> _REQUIREMENT_: Examine the records and identify each line that includes the string "Templates". Copy those lines.

:: DATA SHOWN ::

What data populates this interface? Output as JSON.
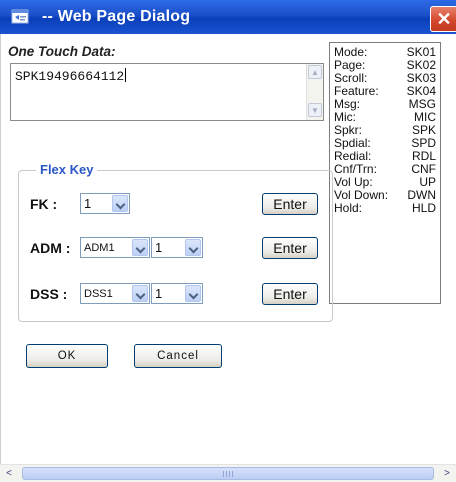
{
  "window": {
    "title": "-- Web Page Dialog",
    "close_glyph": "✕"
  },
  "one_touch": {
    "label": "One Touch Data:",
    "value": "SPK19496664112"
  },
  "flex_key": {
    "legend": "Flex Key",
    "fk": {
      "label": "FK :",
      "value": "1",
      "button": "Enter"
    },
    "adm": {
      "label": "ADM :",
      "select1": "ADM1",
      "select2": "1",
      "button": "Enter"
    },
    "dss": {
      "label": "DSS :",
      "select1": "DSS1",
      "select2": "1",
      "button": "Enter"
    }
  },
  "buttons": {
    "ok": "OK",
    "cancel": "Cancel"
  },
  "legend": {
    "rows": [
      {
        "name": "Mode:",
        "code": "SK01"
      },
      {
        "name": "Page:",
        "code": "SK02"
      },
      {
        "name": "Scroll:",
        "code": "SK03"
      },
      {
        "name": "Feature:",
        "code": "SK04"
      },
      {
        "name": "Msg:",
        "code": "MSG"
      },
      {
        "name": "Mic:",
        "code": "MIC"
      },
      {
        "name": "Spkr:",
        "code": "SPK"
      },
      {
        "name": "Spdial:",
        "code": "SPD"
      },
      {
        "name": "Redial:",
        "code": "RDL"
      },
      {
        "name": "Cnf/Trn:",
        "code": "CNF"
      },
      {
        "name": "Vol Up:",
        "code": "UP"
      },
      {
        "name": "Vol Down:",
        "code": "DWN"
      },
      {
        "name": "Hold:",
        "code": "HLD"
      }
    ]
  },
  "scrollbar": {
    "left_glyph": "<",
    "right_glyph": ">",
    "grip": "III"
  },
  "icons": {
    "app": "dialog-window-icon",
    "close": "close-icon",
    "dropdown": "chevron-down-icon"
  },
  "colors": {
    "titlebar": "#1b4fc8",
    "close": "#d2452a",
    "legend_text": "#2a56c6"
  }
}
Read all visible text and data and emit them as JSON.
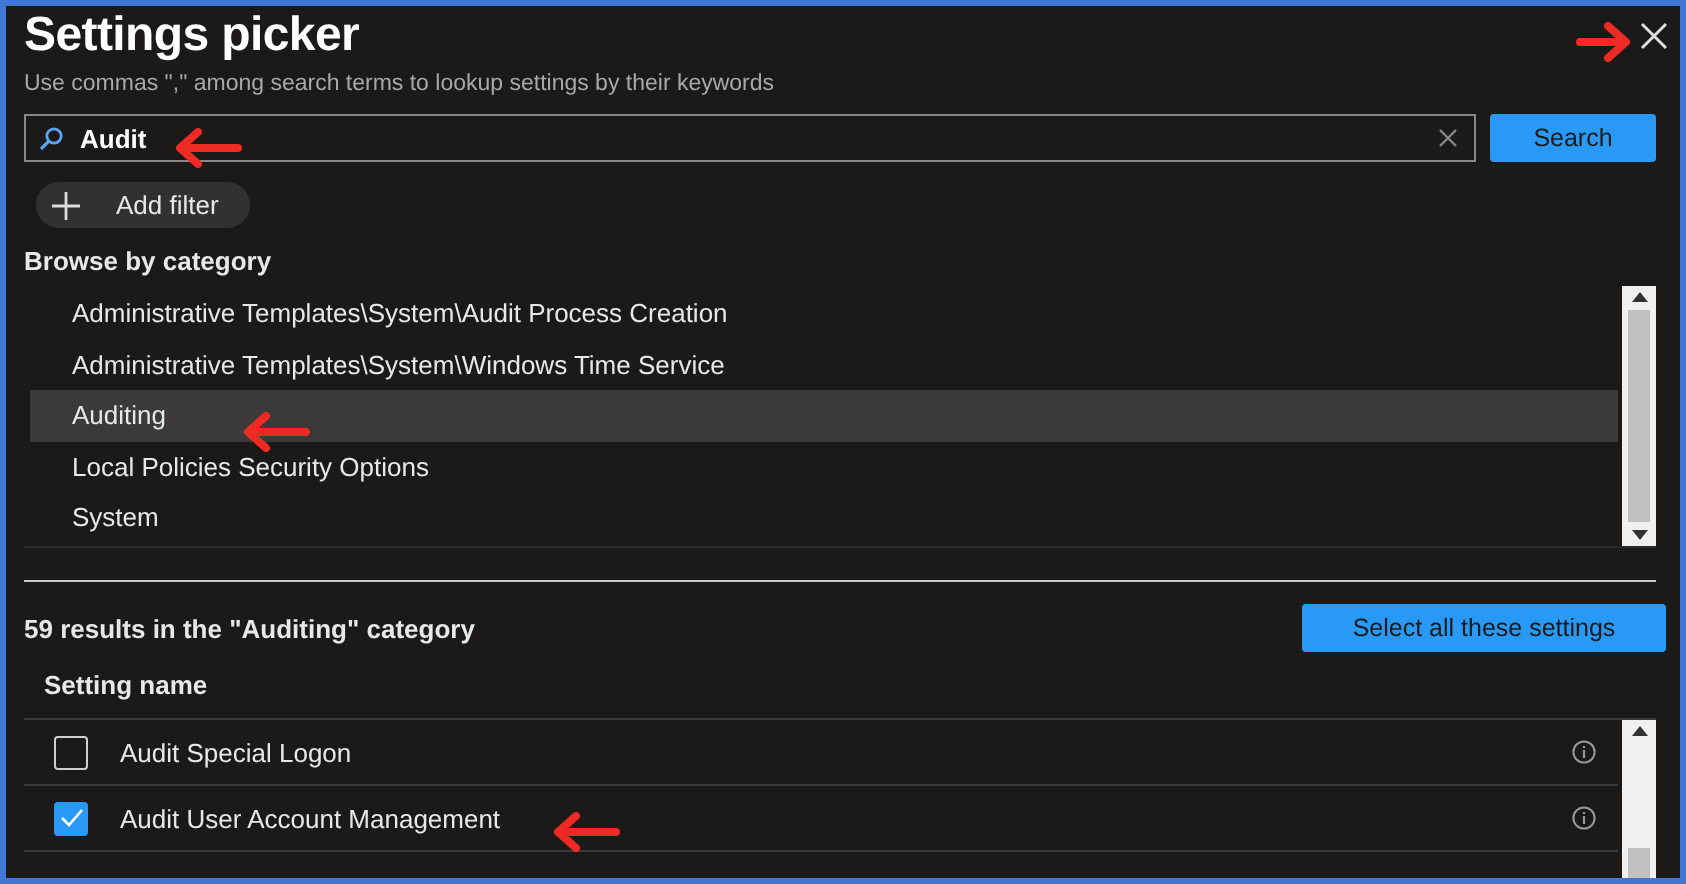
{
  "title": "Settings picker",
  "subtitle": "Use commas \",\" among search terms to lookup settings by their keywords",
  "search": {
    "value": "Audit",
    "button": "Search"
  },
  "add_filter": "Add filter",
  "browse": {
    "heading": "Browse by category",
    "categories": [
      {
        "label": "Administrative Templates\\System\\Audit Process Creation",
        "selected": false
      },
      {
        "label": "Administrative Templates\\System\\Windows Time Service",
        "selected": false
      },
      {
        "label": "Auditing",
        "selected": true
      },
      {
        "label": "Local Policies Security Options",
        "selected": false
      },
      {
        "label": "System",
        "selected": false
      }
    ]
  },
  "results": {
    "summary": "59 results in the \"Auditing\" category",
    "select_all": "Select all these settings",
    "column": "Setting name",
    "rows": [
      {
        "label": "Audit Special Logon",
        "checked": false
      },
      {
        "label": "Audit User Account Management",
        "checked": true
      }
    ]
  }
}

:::
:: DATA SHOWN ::

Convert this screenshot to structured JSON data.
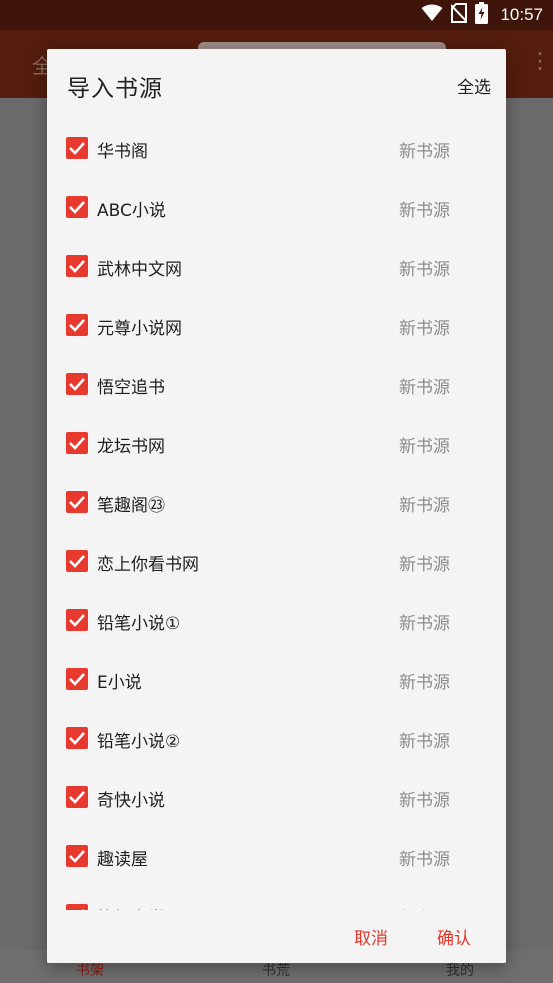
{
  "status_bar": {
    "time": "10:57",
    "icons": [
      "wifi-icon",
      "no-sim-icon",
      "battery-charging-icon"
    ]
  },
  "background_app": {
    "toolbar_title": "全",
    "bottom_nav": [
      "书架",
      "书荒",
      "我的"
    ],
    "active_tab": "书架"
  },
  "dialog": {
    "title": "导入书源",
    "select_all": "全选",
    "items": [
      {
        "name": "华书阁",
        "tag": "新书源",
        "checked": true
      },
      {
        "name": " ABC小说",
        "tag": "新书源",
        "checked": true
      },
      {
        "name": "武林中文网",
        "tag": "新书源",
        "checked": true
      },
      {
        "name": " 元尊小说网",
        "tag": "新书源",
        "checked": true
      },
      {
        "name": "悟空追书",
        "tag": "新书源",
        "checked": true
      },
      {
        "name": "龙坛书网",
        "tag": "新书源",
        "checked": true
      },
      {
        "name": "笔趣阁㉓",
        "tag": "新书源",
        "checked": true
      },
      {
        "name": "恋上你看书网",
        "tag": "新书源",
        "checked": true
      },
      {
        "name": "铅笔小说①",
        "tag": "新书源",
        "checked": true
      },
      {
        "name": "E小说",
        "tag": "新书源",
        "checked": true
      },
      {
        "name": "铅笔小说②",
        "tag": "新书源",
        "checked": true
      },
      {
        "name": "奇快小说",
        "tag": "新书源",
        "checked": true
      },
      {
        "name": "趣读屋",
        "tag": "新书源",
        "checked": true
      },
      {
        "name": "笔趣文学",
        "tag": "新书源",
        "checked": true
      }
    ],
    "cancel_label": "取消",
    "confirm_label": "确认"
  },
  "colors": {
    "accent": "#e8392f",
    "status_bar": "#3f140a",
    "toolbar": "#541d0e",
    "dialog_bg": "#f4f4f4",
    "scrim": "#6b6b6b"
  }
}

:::
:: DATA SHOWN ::

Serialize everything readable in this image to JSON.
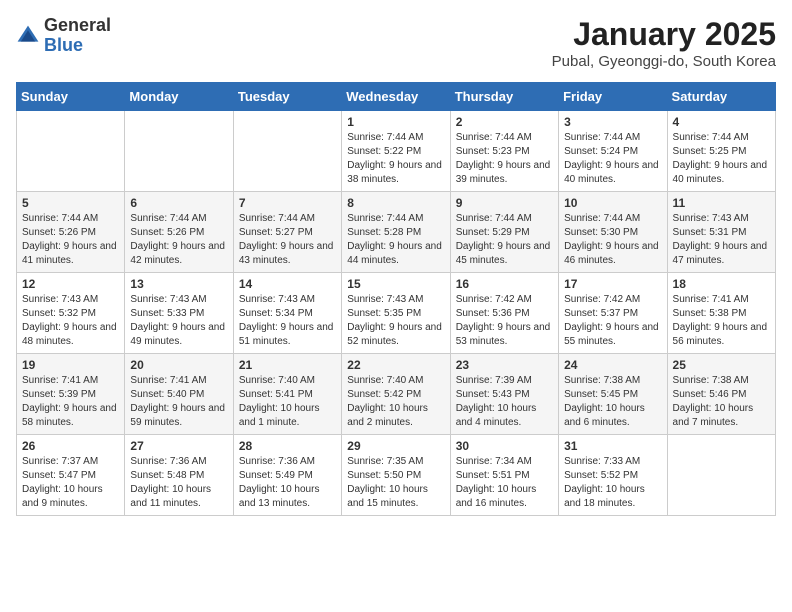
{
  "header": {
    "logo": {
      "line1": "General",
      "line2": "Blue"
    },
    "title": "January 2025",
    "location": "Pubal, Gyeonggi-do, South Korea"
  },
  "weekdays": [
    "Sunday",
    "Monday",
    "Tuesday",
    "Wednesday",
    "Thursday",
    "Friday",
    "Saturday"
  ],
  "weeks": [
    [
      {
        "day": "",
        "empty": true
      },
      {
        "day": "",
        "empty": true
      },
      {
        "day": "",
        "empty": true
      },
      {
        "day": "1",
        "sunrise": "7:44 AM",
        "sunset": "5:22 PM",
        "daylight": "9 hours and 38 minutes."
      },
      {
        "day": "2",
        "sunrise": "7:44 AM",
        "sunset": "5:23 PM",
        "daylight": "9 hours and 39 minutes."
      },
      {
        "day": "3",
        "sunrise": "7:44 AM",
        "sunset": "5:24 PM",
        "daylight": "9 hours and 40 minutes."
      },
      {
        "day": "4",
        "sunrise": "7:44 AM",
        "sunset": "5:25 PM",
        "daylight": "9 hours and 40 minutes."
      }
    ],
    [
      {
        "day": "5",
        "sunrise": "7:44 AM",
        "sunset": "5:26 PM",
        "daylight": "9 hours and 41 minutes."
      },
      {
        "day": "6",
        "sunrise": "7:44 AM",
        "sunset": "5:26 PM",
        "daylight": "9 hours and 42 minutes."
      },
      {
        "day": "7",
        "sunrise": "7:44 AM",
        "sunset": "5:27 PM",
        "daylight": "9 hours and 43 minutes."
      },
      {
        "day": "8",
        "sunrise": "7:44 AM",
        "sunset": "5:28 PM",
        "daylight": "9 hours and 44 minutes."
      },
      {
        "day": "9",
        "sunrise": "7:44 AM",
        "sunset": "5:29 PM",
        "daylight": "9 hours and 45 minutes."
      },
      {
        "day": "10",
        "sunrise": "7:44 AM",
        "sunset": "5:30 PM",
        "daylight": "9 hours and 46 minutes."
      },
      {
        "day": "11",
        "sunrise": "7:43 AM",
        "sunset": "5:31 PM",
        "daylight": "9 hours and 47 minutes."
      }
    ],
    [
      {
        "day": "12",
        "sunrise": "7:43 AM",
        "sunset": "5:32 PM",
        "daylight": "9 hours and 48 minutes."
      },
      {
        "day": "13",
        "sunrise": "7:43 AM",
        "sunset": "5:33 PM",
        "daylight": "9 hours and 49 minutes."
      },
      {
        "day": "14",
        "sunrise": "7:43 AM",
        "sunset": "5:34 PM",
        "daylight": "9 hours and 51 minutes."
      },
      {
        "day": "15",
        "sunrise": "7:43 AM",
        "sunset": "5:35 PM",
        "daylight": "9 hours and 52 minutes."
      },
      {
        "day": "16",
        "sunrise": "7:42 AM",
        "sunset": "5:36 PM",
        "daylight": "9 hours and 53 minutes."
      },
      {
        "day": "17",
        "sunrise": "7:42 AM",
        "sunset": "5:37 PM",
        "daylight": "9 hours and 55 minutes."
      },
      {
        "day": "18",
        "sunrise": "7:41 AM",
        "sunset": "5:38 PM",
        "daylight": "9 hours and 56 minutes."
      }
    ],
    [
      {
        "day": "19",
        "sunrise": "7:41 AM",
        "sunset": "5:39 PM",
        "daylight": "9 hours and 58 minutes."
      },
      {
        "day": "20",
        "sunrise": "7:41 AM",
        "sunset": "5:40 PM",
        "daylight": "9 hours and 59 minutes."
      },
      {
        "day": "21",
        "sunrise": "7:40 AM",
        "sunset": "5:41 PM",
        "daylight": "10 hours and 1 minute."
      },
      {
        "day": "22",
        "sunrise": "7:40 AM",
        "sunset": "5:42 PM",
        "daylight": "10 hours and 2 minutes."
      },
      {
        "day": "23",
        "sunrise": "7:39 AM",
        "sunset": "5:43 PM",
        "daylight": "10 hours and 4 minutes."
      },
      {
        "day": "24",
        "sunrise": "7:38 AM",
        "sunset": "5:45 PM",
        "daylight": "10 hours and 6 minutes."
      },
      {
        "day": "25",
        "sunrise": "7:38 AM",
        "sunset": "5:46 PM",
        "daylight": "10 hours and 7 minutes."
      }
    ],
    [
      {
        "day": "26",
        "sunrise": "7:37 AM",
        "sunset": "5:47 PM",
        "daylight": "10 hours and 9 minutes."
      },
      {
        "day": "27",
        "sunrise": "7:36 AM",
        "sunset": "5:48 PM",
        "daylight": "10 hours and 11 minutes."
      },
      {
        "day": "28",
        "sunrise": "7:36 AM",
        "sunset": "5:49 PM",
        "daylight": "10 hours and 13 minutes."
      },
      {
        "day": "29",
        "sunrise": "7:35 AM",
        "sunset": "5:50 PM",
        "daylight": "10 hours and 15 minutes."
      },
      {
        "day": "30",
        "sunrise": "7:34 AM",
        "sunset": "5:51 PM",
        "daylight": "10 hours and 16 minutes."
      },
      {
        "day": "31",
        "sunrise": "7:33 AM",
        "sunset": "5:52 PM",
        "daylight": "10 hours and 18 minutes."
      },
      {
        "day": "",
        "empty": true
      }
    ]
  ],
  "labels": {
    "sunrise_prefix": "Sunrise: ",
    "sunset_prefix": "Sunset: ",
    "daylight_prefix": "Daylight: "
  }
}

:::

> _WORKED SOLUTION_:
        "label": "Administrative Templates\\System\\Audit Process Creation",
        "label": "Administrative Templates\\System\\Windows Time Service",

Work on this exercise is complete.